Injury must occur while working • An injury must arise out of and in the course of employment to be a workers’ compensation case in New Jersey. This means you must have been injured while on the premises, or if off premises, in the direct performance of your duties on a trip for work. There are exceptions, but they are few. Seek counsel if you have questions!
• Purely personal conditions or injures may NOT be compensable. If you set fire to your hair with a cigarette, sitting at your desk, the Supreme Court of New Jersey has termed that a purely personal risk and injury, not ordinarily subject to workers’ compensation. Report your accident at once • If you are injured in the course of your employment, report it immediately. Don’t wait to see if it clears up on its own. Make a report to your employer, to a person responsible for taking that report. Don’t just mention it to a foreman or secretary. Find out who takes injury reports, and make a formal report. Be specific.

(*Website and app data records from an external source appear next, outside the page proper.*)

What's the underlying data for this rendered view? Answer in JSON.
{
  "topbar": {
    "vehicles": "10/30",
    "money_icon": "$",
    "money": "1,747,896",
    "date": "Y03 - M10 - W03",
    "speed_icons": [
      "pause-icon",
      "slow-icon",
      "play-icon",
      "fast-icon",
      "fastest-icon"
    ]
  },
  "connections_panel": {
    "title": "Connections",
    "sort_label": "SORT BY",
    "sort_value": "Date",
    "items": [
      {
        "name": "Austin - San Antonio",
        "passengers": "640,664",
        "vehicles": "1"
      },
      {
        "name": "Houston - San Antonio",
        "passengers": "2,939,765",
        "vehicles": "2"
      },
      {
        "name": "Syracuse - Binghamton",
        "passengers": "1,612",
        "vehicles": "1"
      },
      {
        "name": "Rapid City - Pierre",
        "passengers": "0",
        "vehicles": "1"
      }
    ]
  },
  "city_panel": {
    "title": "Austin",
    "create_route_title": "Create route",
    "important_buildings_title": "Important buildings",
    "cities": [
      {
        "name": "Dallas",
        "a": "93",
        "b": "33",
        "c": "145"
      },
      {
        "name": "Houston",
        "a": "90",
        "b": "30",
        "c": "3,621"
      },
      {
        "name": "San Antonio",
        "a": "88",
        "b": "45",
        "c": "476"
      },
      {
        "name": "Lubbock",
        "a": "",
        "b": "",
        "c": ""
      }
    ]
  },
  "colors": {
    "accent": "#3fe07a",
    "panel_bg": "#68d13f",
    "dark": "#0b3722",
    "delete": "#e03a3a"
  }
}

• Your injury must be reported to your employer within ninety days, or it can be barred. You must file a formal claim petition with the State within two years of your last payment of compensation for your claim (medical, temporary disability or permanency) or your rights will be barred. Workers Compensation carrier information • Your job has a legal duty to prominently post the identity of the workers’ compensation insurance carrier on the premises. Take note. If your employer will not report your injury, report it yourself. You are protected from retaliation by Statute (34:15-39.1) and anyone who testifies for you, in support of your claim, is also protected by that law. Medical Treatment • Seek medical treatment at an emergency room if your employer will not direct you to a company physician. Take great care to inform the ER staff that you were injured at work, and precisely how you were injured. Records cannot be corrected once an error or omission occurs.
• Your company has the right to direct your medical treatment, but that is secondary to their duty to provide you with treatment. The company doctor is YOUR doctor, and must treat you like any other patient.
• The company may send a nurse to your medical appointments. Demand that the nurse stay outside, and demand that you be part of any discussions with the doctor. The doctor is YOUR doctor, and has a physician patient relationship with you. It is NOT appropriate for your doctor to talk to other people about your case, without informing you.
• Do not fill out long forms, questionnaires, or releases for your entire life of medical treatment simply because you are told to do so. Filing a workers’ compensation claim does not waive all of your privacy rights. Consult a lawyer before giving up your privacy!
• You do not have a right to a second opinion under New Jersey law. A lawyer, however, can usually negotiate for a second opinion, or send you for a second opinion and file a Motion to force the insurance company to treat you more adequately. Temporary disability benefits • You are owed 70% of your wages as temporary disability while you are certified as unable to return to work by your authorized physician, and under curative treatment. There is an annual maximum. There is a legal minimum, adjusted annually. Insurance companies often miscalculate this rate. Only your lawyer can help you get the correct rate.
• Your employer must offer you light duty if you are returned to light duty by your doctor while under treatment. If they do not, or offer you light duty inappropriate to your condition, they must pay you to stay out. Monetary compensation at the end of your case • You have the right to money for your injuries if they are permanent and cause anything more than an absolutely minimal disability. Scars, hearing loss, vision loss, breathing problems, and many other occupational diseases are covered by workers’ compensation. A specialist in workers’ compensation can advise you as to how to recover money for your injuries.
• Counsel fees in workers’ compensation cases are set by the Judge, and ordinarily, your employer ends up paying most of the fee. Medicare, Medicaid, Social Security Disability, private health insurance • Workers’ compensation is complicated: It involves Medicare, Medicaid, and potential problems with your health insurance, if bills are misdirected. Only someone who really knows the system can prevent interruption of your other benefits, or liens on your case. Final words • Get help early. Don’t wait until you fall behind on your bills because of late payments. Don’t wait for unpaid bills to harm your credit rating. And above all, do not let two years pass before filing the paperwork that keeps your case alive.